Data about app and page elements
——————
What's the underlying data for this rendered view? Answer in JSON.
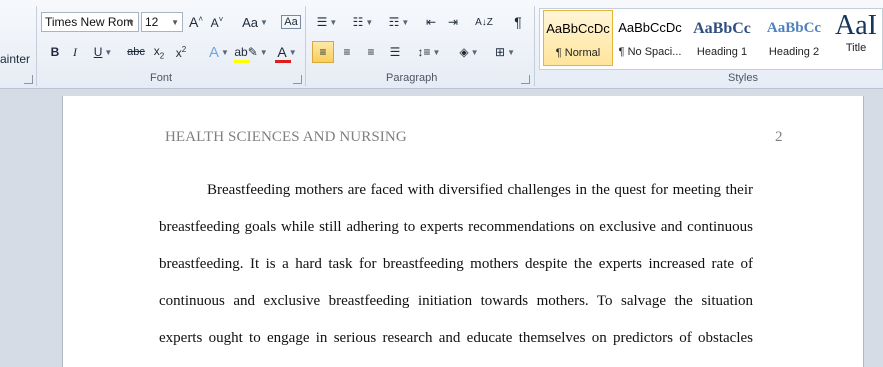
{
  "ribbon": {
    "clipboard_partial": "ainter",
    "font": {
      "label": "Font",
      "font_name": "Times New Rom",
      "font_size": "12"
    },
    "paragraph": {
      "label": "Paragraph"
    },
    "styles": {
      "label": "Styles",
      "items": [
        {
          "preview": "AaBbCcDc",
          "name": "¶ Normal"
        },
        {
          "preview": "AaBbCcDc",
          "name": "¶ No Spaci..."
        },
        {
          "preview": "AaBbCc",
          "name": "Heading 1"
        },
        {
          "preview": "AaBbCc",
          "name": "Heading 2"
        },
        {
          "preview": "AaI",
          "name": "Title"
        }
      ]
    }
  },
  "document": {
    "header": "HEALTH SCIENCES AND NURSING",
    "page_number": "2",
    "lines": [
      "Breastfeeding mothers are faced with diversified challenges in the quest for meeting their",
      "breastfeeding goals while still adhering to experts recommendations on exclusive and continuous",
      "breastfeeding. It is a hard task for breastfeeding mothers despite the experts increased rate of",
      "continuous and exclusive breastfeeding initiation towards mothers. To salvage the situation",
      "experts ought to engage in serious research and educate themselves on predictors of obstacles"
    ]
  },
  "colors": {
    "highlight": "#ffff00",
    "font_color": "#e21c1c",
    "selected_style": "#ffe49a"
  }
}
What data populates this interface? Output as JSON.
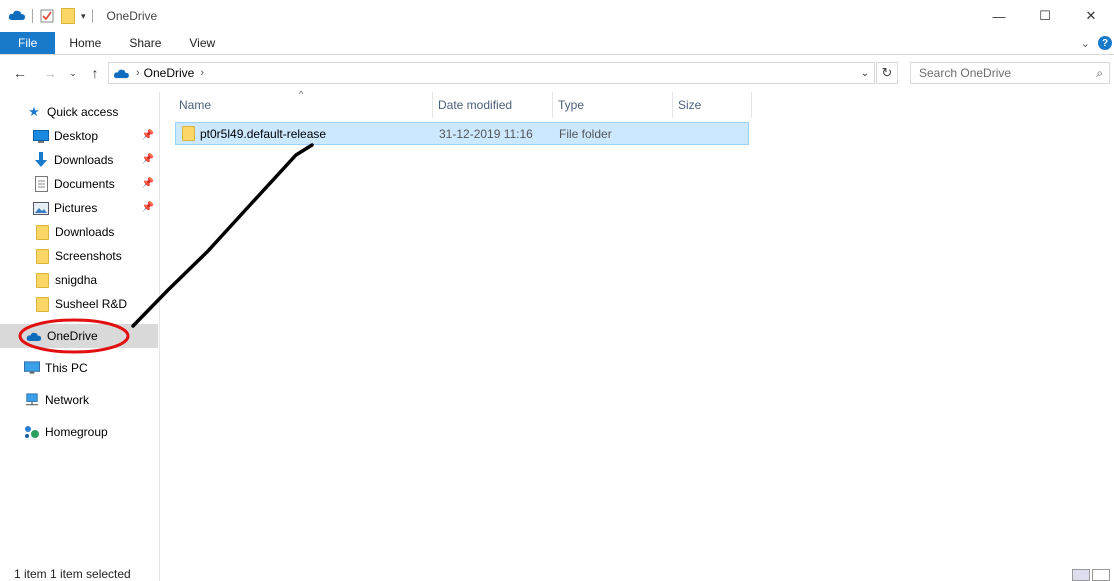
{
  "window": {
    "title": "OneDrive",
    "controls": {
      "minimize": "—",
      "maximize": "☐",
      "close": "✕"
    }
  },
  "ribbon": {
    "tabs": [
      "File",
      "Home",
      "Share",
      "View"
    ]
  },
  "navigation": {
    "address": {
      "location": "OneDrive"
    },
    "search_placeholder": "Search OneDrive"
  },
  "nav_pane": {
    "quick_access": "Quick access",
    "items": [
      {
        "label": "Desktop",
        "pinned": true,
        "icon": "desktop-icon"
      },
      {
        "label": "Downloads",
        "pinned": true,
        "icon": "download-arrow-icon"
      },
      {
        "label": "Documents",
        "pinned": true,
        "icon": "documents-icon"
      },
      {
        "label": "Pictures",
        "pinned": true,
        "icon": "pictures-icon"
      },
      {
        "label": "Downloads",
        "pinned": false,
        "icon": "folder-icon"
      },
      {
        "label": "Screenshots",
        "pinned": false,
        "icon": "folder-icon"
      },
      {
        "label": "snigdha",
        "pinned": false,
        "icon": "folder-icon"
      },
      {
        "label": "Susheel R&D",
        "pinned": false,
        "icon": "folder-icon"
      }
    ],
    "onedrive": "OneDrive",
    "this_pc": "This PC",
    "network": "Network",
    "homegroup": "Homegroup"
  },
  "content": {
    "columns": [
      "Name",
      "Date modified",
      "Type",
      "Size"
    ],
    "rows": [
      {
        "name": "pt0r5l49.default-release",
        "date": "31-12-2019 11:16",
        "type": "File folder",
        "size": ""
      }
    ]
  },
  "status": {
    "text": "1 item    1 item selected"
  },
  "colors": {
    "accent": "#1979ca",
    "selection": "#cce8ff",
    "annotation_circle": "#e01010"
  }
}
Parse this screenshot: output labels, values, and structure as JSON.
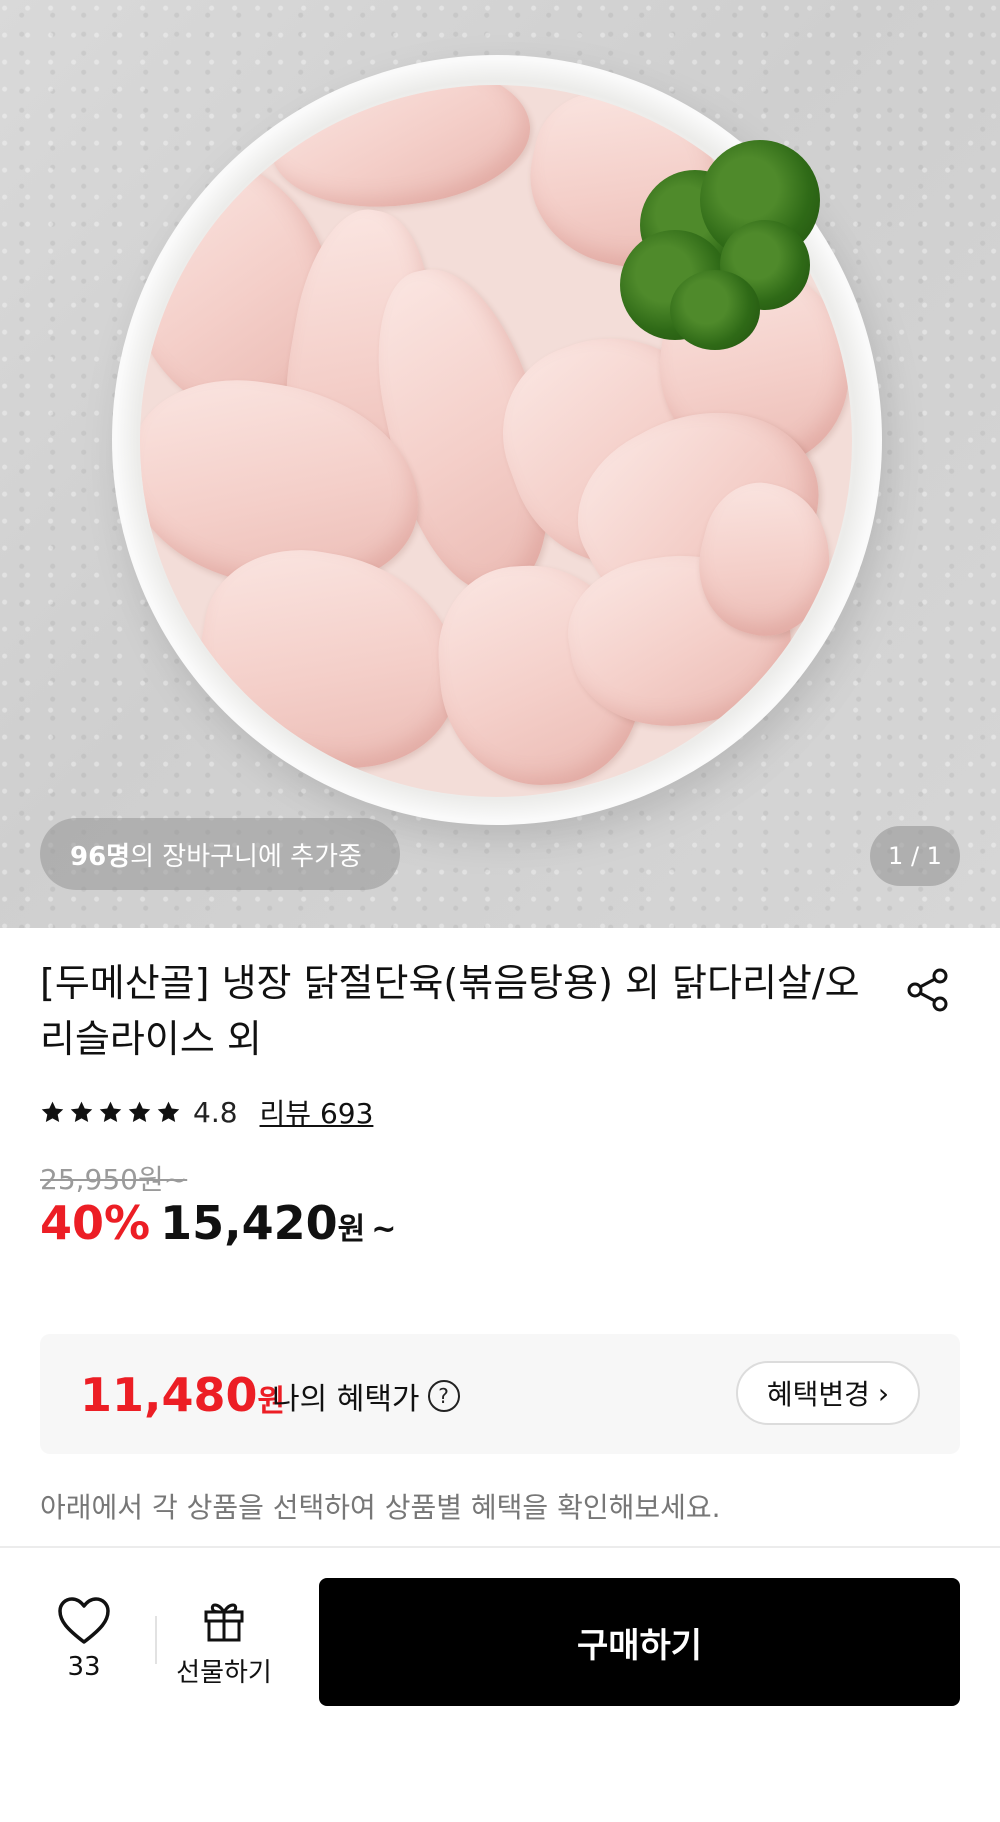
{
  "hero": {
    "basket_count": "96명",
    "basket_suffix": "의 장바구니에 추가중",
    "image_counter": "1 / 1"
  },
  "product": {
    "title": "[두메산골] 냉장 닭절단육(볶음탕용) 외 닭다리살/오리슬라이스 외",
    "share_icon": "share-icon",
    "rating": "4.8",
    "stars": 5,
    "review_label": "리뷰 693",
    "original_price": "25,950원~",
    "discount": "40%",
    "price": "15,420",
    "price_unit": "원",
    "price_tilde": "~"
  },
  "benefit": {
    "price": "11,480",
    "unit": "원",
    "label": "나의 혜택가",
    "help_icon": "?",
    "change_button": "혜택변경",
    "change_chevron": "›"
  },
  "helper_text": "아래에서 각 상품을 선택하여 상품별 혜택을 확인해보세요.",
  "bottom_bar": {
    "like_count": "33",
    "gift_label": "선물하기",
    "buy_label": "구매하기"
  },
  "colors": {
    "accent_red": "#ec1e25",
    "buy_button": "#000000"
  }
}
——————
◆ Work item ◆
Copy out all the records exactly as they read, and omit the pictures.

◆ Exercise response ◆
What's the underlying data for this rendered view? Answer in JSON.
{
  "ribbon": {
    "clipboard_partial": "ainter",
    "font": {
      "label": "Font",
      "font_name": "Times New Rom",
      "font_size": "12"
    },
    "paragraph": {
      "label": "Paragraph"
    },
    "styles": {
      "label": "Styles",
      "items": [
        {
          "preview": "AaBbCcDc",
          "name": "¶ Normal"
        },
        {
          "preview": "AaBbCcDc",
          "name": "¶ No Spaci..."
        },
        {
          "preview": "AaBbCc",
          "name": "Heading 1"
        },
        {
          "preview": "AaBbCc",
          "name": "Heading 2"
        },
        {
          "preview": "AaI",
          "name": "Title"
        }
      ]
    }
  },
  "document": {
    "header": "HEALTH SCIENCES AND NURSING",
    "page_number": "2",
    "lines": [
      "Breastfeeding mothers are faced with diversified challenges in the quest for meeting their",
      "breastfeeding goals while still adhering to experts recommendations on exclusive and continuous",
      "breastfeeding. It is a hard task for breastfeeding mothers despite the experts increased rate of",
      "continuous and exclusive breastfeeding initiation towards mothers. To salvage the situation",
      "experts ought to engage in serious research and educate themselves on predictors of obstacles"
    ]
  },
  "colors": {
    "highlight": "#ffff00",
    "font_color": "#e21c1c",
    "selected_style": "#ffe49a"
  }
}
What data populates this interface? Output as JSON.
{
  "window": {
    "title": "OneDrive",
    "controls": {
      "minimize": "—",
      "maximize": "☐",
      "close": "✕"
    }
  },
  "ribbon": {
    "tabs": [
      "File",
      "Home",
      "Share",
      "View"
    ]
  },
  "navigation": {
    "address": {
      "location": "OneDrive"
    },
    "search_placeholder": "Search OneDrive"
  },
  "nav_pane": {
    "quick_access": "Quick access",
    "items": [
      {
        "label": "Desktop",
        "pinned": true,
        "icon": "desktop-icon"
      },
      {
        "label": "Downloads",
        "pinned": true,
        "icon": "download-arrow-icon"
      },
      {
        "label": "Documents",
        "pinned": true,
        "icon": "documents-icon"
      },
      {
        "label": "Pictures",
        "pinned": true,
        "icon": "pictures-icon"
      },
      {
        "label": "Downloads",
        "pinned": false,
        "icon": "folder-icon"
      },
      {
        "label": "Screenshots",
        "pinned": false,
        "icon": "folder-icon"
      },
      {
        "label": "snigdha",
        "pinned": false,
        "icon": "folder-icon"
      },
      {
        "label": "Susheel R&D",
        "pinned": false,
        "icon": "folder-icon"
      }
    ],
    "onedrive": "OneDrive",
    "this_pc": "This PC",
    "network": "Network",
    "homegroup": "Homegroup"
  },
  "content": {
    "columns": [
      "Name",
      "Date modified",
      "Type",
      "Size"
    ],
    "rows": [
      {
        "name": "pt0r5l49.default-release",
        "date": "31-12-2019 11:16",
        "type": "File folder",
        "size": ""
      }
    ]
  },
  "status": {
    "text": "1 item    1 item selected"
  },
  "colors": {
    "accent": "#1979ca",
    "selection": "#cce8ff",
    "annotation_circle": "#e01010"
  }
}
Parse this screenshot: output labels, values, and structure as JSON.
{
  "hero": {
    "basket_count": "96명",
    "basket_suffix": "의 장바구니에 추가중",
    "image_counter": "1 / 1"
  },
  "product": {
    "title": "[두메산골] 냉장 닭절단육(볶음탕용) 외 닭다리살/오리슬라이스 외",
    "share_icon": "share-icon",
    "rating": "4.8",
    "stars": 5,
    "review_label": "리뷰 693",
    "original_price": "25,950원~",
    "discount": "40%",
    "price": "15,420",
    "price_unit": "원",
    "price_tilde": "~"
  },
  "benefit": {
    "price": "11,480",
    "unit": "원",
    "label": "나의 혜택가",
    "help_icon": "?",
    "change_button": "혜택변경",
    "change_chevron": "›"
  },
  "helper_text": "아래에서 각 상품을 선택하여 상품별 혜택을 확인해보세요.",
  "bottom_bar": {
    "like_count": "33",
    "gift_label": "선물하기",
    "buy_label": "구매하기"
  },
  "colors": {
    "accent_red": "#ec1e25",
    "buy_button": "#000000"
  }
}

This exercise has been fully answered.